Rossi doesn’t need the pressure of [either having to rescue the Wild from a slump/having to carry the Wild in a playoff chase]. The Wild are 9-0-2 over their last 11 games. A shot by Stephane Veilleux was more likely to become a goal (7.9%) than the Wild are to miss the playoffs (7.0%).
You can’t shake up the team/locker room when they’re rolling. Do you watch the news? What’s a bigger shake-up than 40% of your offense going on the shelf for a month?
What if he doesn’t become Kaprizov?” No one on earth will be expecting him to be as good as Kaprizov. There’s just one of that guy. The question can’t be Is he going to be able to replace Kaprizov? It should be, Is he a better alternative than someone like Steel? He is.
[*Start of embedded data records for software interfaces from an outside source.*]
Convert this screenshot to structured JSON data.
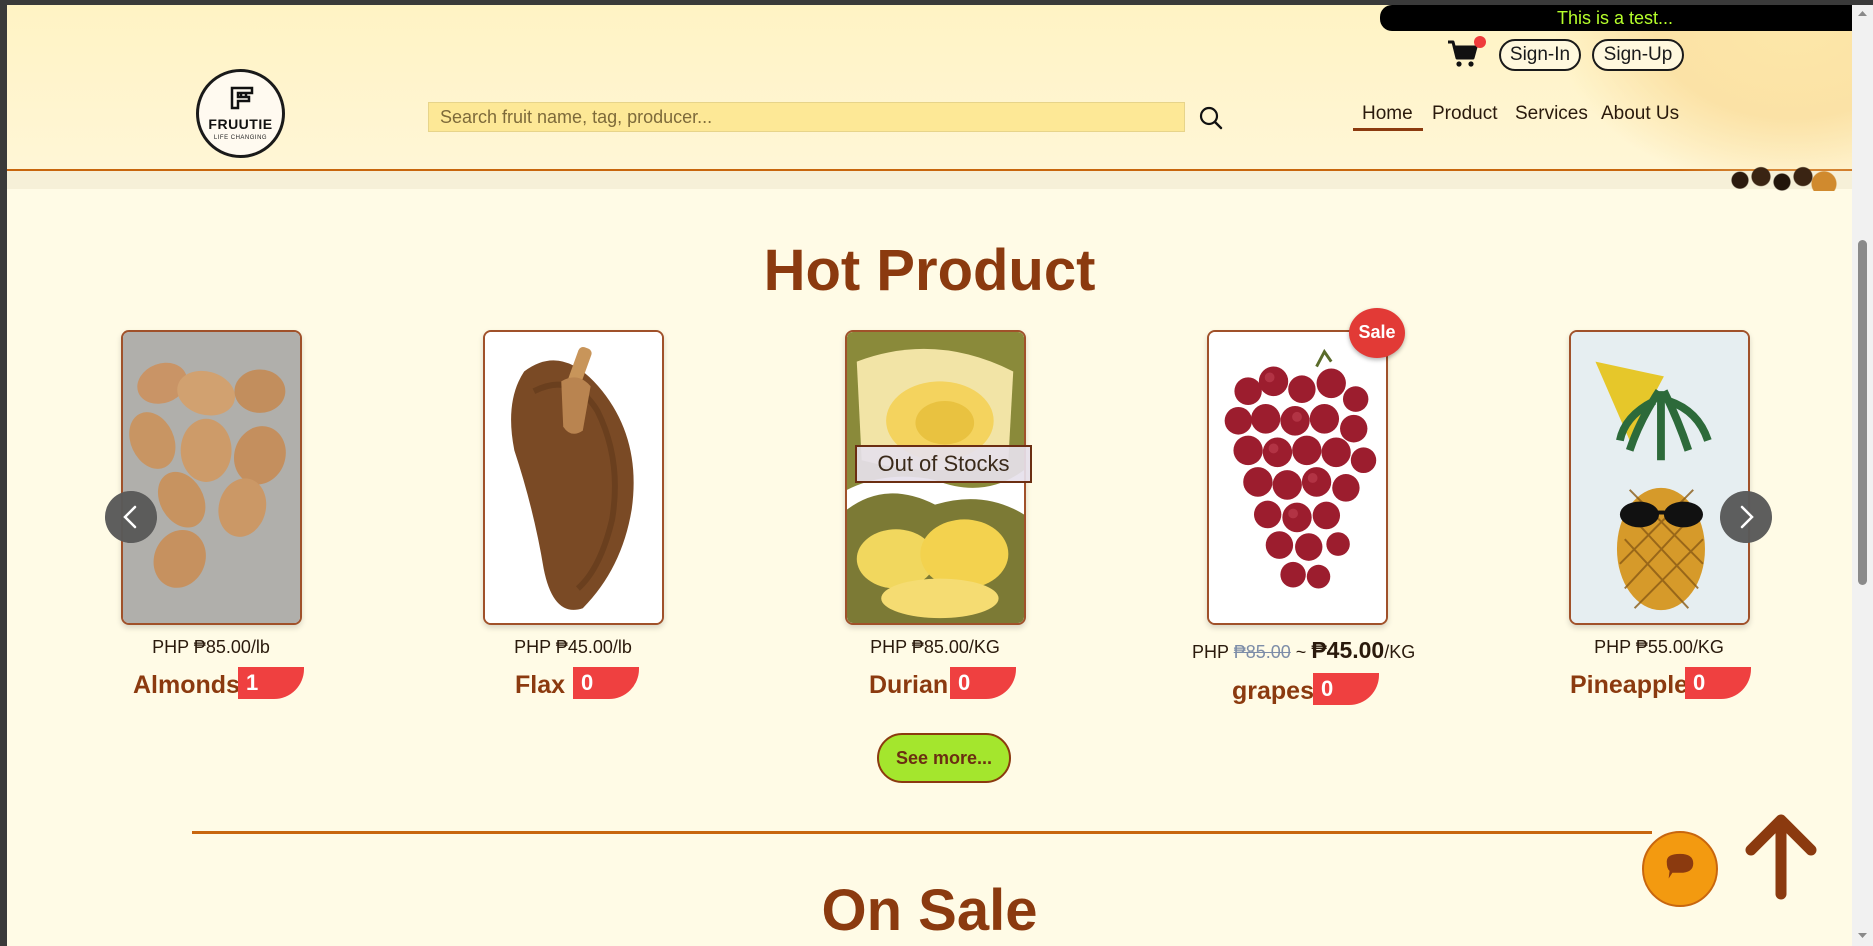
{
  "marquee": "This is a test...",
  "brand": {
    "name": "FRUUTIE",
    "tagline": "LIFE CHANGING"
  },
  "search": {
    "placeholder": "Search fruit name, tag, producer..."
  },
  "auth": {
    "signin": "Sign-In",
    "signup": "Sign-Up"
  },
  "nav": [
    {
      "label": "Home",
      "active": true
    },
    {
      "label": "Product",
      "active": false
    },
    {
      "label": "Services",
      "active": false
    },
    {
      "label": "About Us",
      "active": false
    }
  ],
  "hot": {
    "title": "Hot Product",
    "products": [
      {
        "name": "Almonds",
        "price": "PHP ₱85.00/lb",
        "count": "1"
      },
      {
        "name": "Flax",
        "price": "PHP ₱45.00/lb",
        "count": "0"
      },
      {
        "name": "Durian",
        "price": "PHP ₱85.00/KG",
        "count": "0",
        "status": "Out of Stocks"
      },
      {
        "name": "grapes",
        "price_prefix": "PHP",
        "old_price": "₱85.00",
        "sep": "~",
        "new_price": "₱45.00",
        "unit": "/KG",
        "count": "0",
        "badge": "Sale"
      },
      {
        "name": "Pineapple",
        "price": "PHP ₱55.00/KG",
        "count": "0"
      }
    ],
    "see_more": "See more..."
  },
  "sale": {
    "title": "On Sale"
  },
  "colors": {
    "brand": "#8b3a0f",
    "accent": "#c8660e",
    "count": "#ef4040",
    "see_more": "#a4e62d"
  }
}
What about his confidence? It’s great that Rossi’s been able to rebuild his confidence in Iowa. It really is. But how great is it for his confidence to be passed over at the trade deadline for okay-but-not-great veterans like Marcus Johansson and Oskar Sundqvist? How great is it for his confidence to be doing well, but still waiting for a call-up when Minnesota needs someone like him the most? What does it do for his confidence for the team to consistently say, We don’t trust you yet, kid?
Even if their plan was to keep Rossi in Iowa through the year, plans need to be fluid to meet today’s demands. Today, the Wild need a player who can at least theoretically break some games for them. The Wild need someone like Rossi.
The time is now to test him. If he passes? Great. The Wild have another option at their disposal heading into the playoffs. For a team that’s 31st in scoring, they need that. If he doesn’t quite play to that level? Great. You got a no-risk progress report of a top prospect, and maybe even a list of things to build on in the offseason as he prepares for full-time duty.
The only way the team can lose here is to not play him. Yet, that’s the reality Wild fans are facing, yet again, watching Minnesota handle their top prospect.